» Task goal
Search the records below for "Tamano" and copy every line it turns up in.

» Exercise data

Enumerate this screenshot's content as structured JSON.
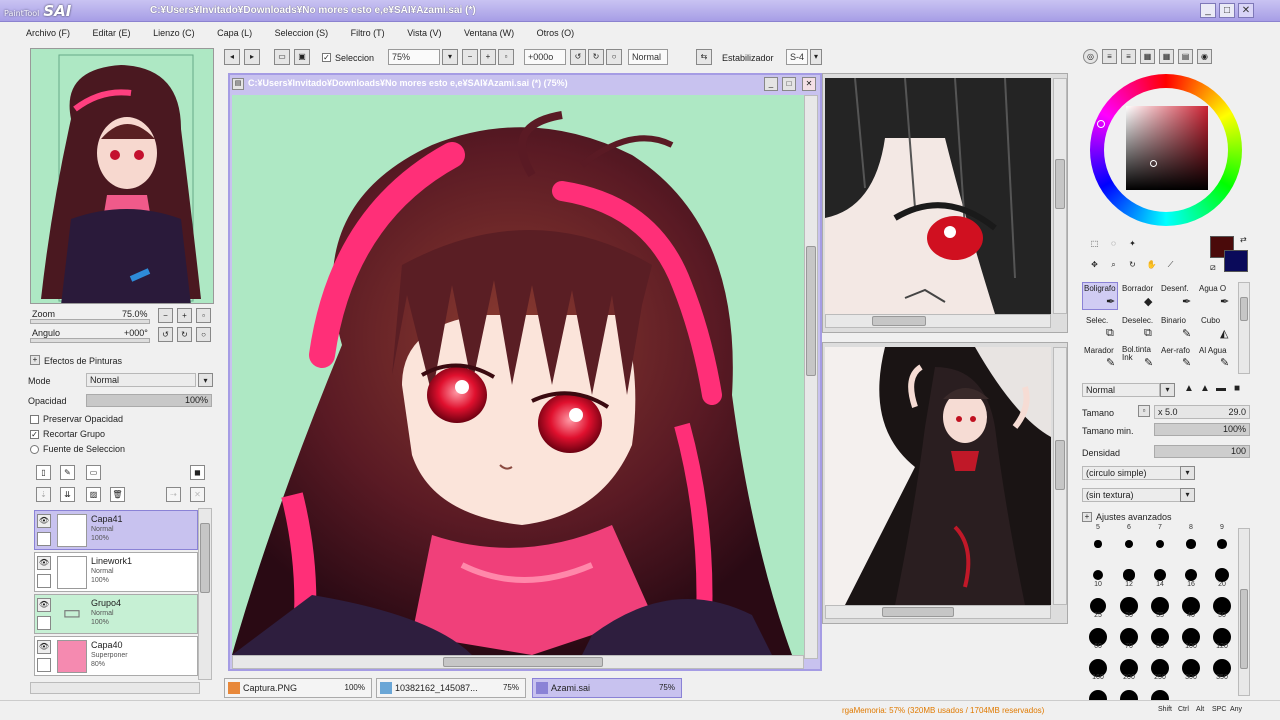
{
  "app": {
    "logo": "SAI",
    "logo_small": "PaintTool",
    "title": "C:¥Users¥Invitado¥Downloads¥No mores esto e,e¥SAI¥Azami.sai (*)"
  },
  "window_controls": {
    "minimize": "_",
    "maximize": "□",
    "close": "✕"
  },
  "menu": [
    "Archivo (F)",
    "Editar (E)",
    "Lienzo (C)",
    "Capa (L)",
    "Seleccion (S)",
    "Filtro (T)",
    "Vista (V)",
    "Ventana (W)",
    "Otros (O)"
  ],
  "toolbar": {
    "selection_label": "Seleccion",
    "zoom": "75%",
    "angle": "+000o",
    "blend": "Normal",
    "stabilizer_label": "Estabilizador",
    "stabilizer_value": "S-4"
  },
  "navigator": {
    "zoom_label": "Zoom",
    "zoom_value": "75.0%",
    "angle_label": "Angulo",
    "angle_value": "+000°"
  },
  "layer_panel": {
    "effects_label": "Efectos de Pinturas",
    "mode_label": "Mode",
    "mode_value": "Normal",
    "opacity_label": "Opacidad",
    "opacity_value": "100%",
    "opacity_fraction": 1.0,
    "preserve_opacity": "Preservar Opacidad",
    "clip_group": "Recortar Grupo",
    "selection_source": "Fuente de Seleccion"
  },
  "layers": [
    {
      "name": "Capa41",
      "mode": "Normal",
      "opacity": "100%",
      "selected": true
    },
    {
      "name": "Linework1",
      "mode": "Normal",
      "opacity": "100%",
      "selected": false
    },
    {
      "name": "Grupo4",
      "mode": "Normal",
      "opacity": "100%",
      "selected": false
    },
    {
      "name": "Capa40",
      "mode": "Superponer",
      "opacity": "80%",
      "selected": false
    }
  ],
  "document": {
    "title": "C:¥Users¥Invitado¥Downloads¥No mores esto e,e¥SAI¥Azami.sai (*) (75%)"
  },
  "tabs": [
    {
      "name": "Captura.PNG",
      "zoom": "100%"
    },
    {
      "name": "10382162_145087...",
      "zoom": "75%"
    },
    {
      "name": "Azami.sai",
      "zoom": "75%"
    }
  ],
  "tools": [
    {
      "name": "Selec. Lazo",
      "row": 0
    },
    {
      "name": "Lapiz",
      "row": 0
    }
  ],
  "brushes": [
    "Boligrafo",
    "Borrador",
    "Desenf.",
    "Agua O",
    "Selec.",
    "Deselec.",
    "Binario",
    "Cubo",
    "Marador",
    "Bol.tinta Ink",
    "Aer-rafo",
    "Al Agua"
  ],
  "brush_settings": {
    "blend": "Normal",
    "size_label": "Tamano",
    "size_multiplier": "x 5.0",
    "size_value": "29.0",
    "min_size_label": "Tamano min.",
    "min_size_value": "100%",
    "density_label": "Densidad",
    "density_value": "100",
    "shape": "(circulo simple)",
    "texture": "(sin textura)",
    "advanced": "Ajustes avanzados"
  },
  "brush_sizes": [
    "5",
    "6",
    "7",
    "8",
    "9",
    "10",
    "12",
    "14",
    "16",
    "20",
    "25",
    "30",
    "35",
    "40",
    "50",
    "60",
    "70",
    "80",
    "100",
    "120",
    "160",
    "200",
    "250",
    "300",
    "350",
    "400",
    "450",
    "500"
  ],
  "colors": {
    "primary": "#4a0a0a",
    "secondary": "#0a0a5a",
    "accent": "#a59ce4",
    "picker": "#cc2233"
  },
  "status": {
    "memory": "rgaMemoria: 57% (320MB usados / 1704MB reservados)",
    "keys": [
      "Shift",
      "Ctrl",
      "Alt",
      "SPC",
      "Any"
    ]
  }
}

» Exercise output
    "size_label": "Tamano",
    "min_size_label": "Tamano min.",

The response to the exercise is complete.